# Input material
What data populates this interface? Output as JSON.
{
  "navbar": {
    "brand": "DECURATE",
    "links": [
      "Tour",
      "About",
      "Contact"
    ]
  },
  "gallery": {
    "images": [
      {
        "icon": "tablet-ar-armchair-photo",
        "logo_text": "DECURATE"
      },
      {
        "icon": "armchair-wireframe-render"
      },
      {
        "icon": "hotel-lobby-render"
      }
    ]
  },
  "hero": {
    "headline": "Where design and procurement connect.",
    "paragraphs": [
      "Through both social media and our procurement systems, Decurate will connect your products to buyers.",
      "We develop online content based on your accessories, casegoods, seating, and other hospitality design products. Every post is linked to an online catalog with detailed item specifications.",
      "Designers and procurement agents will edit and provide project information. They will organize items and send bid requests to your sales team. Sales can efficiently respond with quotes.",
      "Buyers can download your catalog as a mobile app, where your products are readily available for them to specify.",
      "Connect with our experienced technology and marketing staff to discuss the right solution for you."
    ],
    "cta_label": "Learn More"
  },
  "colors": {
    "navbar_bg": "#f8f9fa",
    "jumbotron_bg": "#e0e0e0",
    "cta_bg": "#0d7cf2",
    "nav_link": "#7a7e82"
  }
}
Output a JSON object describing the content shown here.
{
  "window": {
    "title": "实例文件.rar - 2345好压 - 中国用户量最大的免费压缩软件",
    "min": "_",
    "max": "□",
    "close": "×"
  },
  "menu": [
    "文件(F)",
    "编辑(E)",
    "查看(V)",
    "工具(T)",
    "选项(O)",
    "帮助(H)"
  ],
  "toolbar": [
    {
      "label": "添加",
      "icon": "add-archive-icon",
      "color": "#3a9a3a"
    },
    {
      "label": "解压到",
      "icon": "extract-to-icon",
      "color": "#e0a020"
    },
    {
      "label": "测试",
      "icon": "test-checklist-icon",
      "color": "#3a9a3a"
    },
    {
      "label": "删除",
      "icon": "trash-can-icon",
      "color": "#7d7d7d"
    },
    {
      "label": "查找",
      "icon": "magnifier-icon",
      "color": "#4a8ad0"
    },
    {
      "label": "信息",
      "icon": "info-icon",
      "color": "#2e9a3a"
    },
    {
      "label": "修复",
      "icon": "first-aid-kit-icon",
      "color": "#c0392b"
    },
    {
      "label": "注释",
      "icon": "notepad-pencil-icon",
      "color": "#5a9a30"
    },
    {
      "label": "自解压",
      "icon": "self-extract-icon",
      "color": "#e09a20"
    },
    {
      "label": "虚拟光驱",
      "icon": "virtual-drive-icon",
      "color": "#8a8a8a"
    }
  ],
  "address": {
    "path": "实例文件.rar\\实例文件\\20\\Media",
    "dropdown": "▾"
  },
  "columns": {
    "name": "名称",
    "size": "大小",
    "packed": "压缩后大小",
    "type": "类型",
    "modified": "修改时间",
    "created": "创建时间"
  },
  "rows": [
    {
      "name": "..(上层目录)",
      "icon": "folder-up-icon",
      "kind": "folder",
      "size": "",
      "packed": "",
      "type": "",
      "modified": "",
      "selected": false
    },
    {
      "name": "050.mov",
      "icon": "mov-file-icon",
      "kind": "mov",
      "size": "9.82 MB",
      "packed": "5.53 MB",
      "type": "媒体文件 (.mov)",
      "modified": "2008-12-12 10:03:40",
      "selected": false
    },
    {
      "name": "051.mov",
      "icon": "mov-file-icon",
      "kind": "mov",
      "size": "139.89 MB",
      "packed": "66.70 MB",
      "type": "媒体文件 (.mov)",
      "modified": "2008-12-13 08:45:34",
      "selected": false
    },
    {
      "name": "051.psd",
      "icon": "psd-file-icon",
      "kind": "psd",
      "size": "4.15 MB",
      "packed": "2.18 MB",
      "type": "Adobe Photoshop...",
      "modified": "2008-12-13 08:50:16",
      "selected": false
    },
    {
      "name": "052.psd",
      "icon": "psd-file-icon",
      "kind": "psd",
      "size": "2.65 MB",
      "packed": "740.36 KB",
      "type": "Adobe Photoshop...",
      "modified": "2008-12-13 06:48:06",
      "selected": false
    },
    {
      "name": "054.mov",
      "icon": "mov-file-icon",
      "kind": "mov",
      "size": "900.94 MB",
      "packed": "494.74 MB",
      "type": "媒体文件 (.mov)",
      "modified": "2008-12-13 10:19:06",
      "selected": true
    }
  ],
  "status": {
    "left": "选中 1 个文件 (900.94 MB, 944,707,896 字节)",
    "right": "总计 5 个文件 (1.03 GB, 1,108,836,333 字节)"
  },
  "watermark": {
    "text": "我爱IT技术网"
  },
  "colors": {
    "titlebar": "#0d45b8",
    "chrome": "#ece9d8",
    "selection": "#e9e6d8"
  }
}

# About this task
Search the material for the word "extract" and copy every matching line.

# Your response
      "icon": "extract-to-icon",
      "icon": "self-extract-icon",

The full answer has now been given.